Circuit Judge Sherwood Bauer will decide whether Austin Harrouff, then 19 years old, was insane when he killed 59-year-old John Stevens and his 53-year-old wife Michelle Mishcon Stevens in August 2016.
The 25-year-old also seriously injured the neighbor who came to the couple's aid.
Police found him, nearly nude, biting chunks off John Stevens' face and it took several officers, a stun gun and a police dog to subdue him.
Harrouff has pleaded not guilty by reason of insanity to two counts of first-degree murder and other charges for his slayings.
The trial had been delayed by the COVID-19 pandemic, as well as legal wranglings and Harrouff’s recovery from critical injuries suffered while drinking a chemical during the attack.

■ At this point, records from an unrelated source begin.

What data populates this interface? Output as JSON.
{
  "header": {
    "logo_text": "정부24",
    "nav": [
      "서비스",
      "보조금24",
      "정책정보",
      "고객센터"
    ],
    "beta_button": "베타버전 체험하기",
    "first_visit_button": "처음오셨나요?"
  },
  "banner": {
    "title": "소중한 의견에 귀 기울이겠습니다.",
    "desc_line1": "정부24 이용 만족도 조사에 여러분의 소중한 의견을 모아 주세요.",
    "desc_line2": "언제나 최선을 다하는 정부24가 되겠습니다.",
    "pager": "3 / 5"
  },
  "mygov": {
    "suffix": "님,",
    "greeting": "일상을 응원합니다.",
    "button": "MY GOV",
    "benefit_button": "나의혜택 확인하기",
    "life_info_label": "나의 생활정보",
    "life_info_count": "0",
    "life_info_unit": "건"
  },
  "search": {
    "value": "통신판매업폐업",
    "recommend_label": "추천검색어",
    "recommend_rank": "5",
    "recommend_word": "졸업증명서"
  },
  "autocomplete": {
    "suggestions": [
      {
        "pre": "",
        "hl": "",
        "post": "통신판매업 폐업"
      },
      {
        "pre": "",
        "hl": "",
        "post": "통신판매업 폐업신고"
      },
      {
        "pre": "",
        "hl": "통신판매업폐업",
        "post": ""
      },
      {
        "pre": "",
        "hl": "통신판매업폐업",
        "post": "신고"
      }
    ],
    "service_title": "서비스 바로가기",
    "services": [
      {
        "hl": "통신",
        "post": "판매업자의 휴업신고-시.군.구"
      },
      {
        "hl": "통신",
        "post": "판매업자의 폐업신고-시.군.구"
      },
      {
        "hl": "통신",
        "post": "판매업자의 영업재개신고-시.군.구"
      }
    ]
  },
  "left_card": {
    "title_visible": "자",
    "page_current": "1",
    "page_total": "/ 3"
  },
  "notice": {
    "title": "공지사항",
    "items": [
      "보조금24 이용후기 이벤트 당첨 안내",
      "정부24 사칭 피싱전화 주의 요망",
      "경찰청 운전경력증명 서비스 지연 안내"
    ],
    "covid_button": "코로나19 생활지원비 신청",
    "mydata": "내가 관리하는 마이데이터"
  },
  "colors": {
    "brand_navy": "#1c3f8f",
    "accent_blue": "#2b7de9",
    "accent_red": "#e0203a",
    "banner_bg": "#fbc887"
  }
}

If convicted, Harrouff will be sentenced to life in prison without the possibility of parole.
Prosecutors waived the death penalty.

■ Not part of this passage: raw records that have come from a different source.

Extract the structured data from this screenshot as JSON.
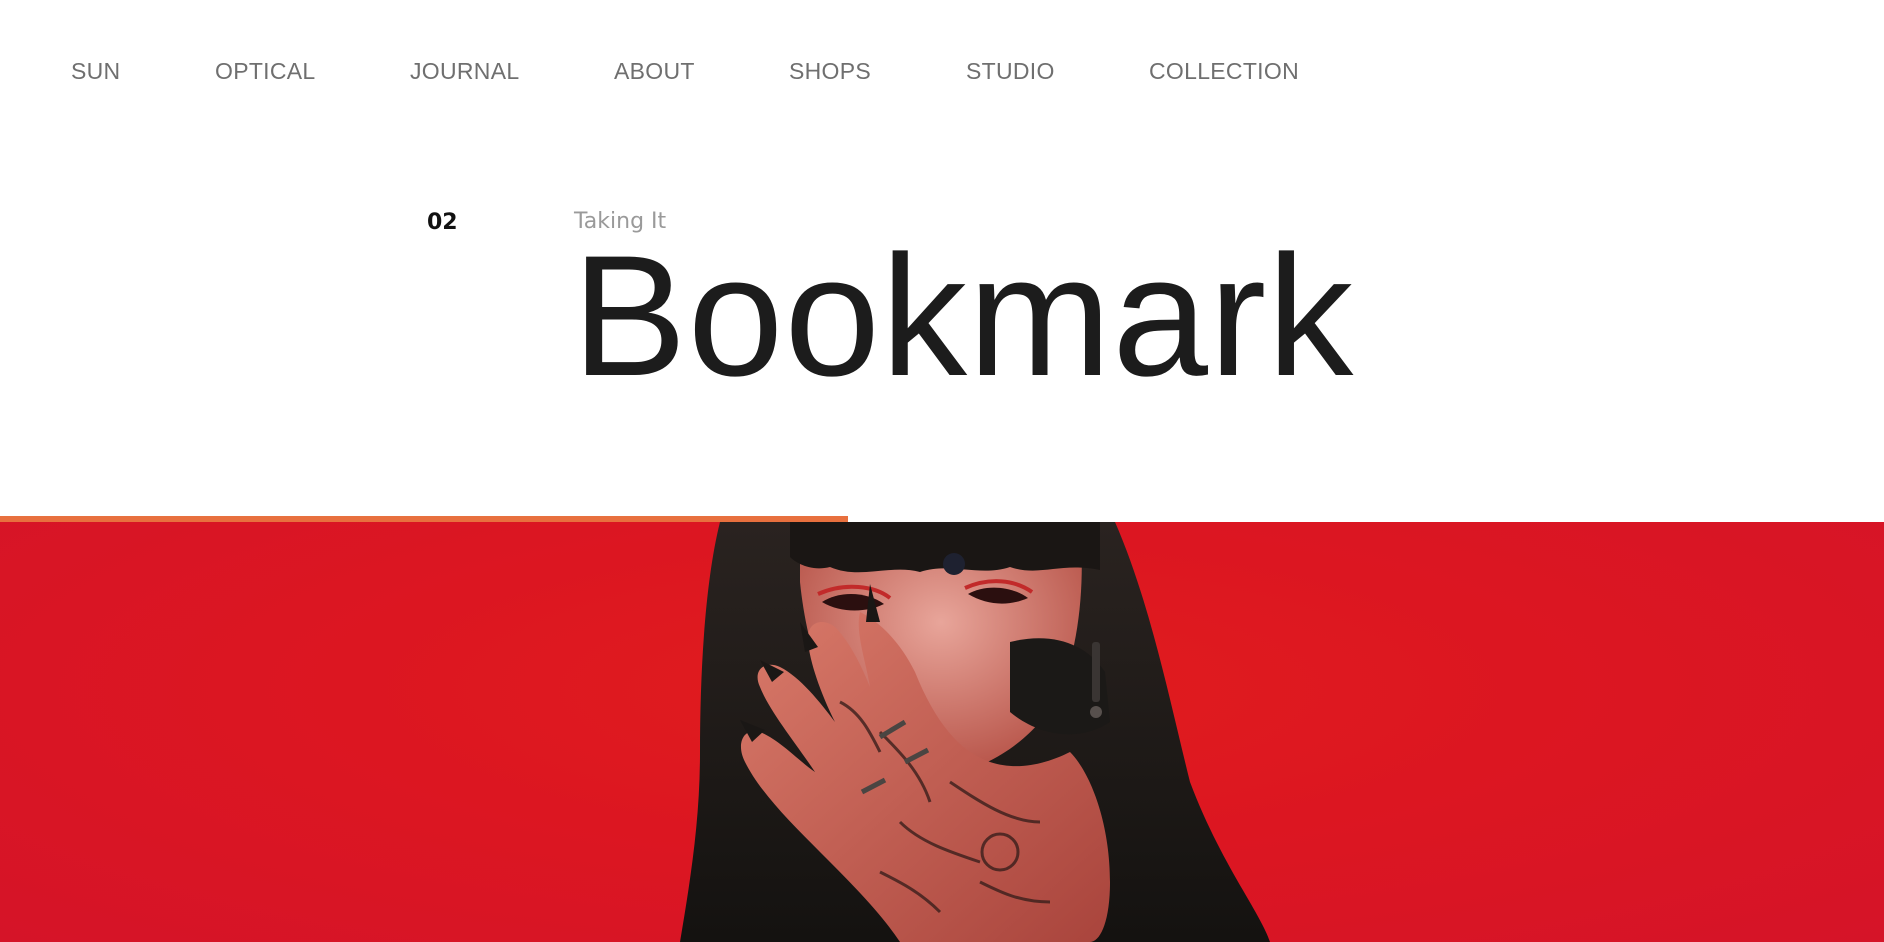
{
  "nav": {
    "items": [
      {
        "label": "SUN"
      },
      {
        "label": "OPTICAL"
      },
      {
        "label": "JOURNAL"
      },
      {
        "label": "ABOUT"
      },
      {
        "label": "SHOPS"
      },
      {
        "label": "STUDIO"
      },
      {
        "label": "COLLECTION"
      }
    ]
  },
  "article": {
    "number": "02",
    "subtitle": "Taking It",
    "title": "Bookmark"
  },
  "progress": {
    "fraction": 0.45,
    "color": "#e8703e"
  },
  "hero": {
    "background_color": "#e01b22"
  }
}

If ruled insane, he will be committed to a secure mental hospital until doctors and a judge agree that he is no longer dangerous.
Under Florida state law, defendants are presumed sane.
Harrouff has said that he was fleeing a demon he called Daniel when he attacked the couple and mental health experts hired by the prosecutors and the defense found that he suffered an acute psychotic episode during the attack.
They also noted that he could not distinguish between right and wrong.
A second expert who said Harrouff was sane was recently withdrawn by prosecutors, saying he has serious health issues.
A third expert believes Harrouff was on a drug that didn't appear in post-arrest tests, but has not examined him.
Investigators found he purchased some hallucinogenic mushrooms a few days before the attack, but friends said he destroyed them and no trace was found in his blood.
Harrouff also did Google searches for "how to know if you are going crazy."
His parents said their son had acted strangely for weeks and set up an appointment for him to be evaluated – but the attack occurred first.
Harrouff said he only has vague recollections of the killings, including being yelled at and grabbing a machete.
He doesn't remember why he did it.
"It’s like it happened, but I wasn’t aware of it," he said.
The Associated Press contributed to this report.